_ACTIVITY:_
If a line in the listing below contains "this", return that line.

─── THE DATA

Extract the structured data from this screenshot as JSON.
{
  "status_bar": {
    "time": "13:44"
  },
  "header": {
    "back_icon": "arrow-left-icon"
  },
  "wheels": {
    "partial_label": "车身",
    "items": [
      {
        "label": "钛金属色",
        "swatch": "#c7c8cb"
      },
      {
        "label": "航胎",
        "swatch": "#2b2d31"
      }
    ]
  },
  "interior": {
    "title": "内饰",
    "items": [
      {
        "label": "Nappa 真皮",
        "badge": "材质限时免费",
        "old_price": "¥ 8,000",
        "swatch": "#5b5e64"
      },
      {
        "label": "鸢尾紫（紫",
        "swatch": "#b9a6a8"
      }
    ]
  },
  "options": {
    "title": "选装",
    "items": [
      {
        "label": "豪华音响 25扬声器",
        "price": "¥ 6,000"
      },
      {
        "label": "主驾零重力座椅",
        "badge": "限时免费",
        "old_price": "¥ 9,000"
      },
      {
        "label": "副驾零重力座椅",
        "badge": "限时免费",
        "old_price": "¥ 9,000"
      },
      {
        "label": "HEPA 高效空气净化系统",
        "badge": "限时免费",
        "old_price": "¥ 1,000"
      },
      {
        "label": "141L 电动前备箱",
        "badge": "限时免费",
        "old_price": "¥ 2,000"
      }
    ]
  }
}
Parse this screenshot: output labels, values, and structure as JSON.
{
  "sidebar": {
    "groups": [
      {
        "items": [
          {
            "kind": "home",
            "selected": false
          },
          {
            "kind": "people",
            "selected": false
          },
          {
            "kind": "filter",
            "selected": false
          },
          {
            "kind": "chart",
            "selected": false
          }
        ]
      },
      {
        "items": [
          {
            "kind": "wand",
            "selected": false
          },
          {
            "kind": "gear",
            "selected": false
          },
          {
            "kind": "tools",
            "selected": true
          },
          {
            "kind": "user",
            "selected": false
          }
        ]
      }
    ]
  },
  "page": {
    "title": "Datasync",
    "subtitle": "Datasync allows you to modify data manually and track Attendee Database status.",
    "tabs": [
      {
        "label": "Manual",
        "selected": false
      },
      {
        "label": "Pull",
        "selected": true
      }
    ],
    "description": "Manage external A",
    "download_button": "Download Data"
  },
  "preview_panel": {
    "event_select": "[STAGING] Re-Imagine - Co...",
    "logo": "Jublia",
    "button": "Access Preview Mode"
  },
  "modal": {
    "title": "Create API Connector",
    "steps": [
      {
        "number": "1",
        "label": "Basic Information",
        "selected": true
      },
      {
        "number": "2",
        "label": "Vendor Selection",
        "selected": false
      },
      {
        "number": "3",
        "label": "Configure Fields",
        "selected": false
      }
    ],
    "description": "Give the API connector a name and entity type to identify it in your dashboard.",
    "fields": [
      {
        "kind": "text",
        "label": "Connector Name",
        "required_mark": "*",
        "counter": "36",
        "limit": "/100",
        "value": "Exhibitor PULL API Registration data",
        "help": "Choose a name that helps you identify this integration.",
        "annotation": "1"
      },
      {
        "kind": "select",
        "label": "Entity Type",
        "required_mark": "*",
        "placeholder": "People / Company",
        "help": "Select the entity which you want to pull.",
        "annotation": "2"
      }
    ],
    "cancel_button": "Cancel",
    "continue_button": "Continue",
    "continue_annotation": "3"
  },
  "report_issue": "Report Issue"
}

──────

_RESPONSE:_
Extract the structured data from this screenshot as JSON.
Parse this screenshot: output labels, values, and structure as JSON.
        "help": "Choose a name that helps you identify this integration.",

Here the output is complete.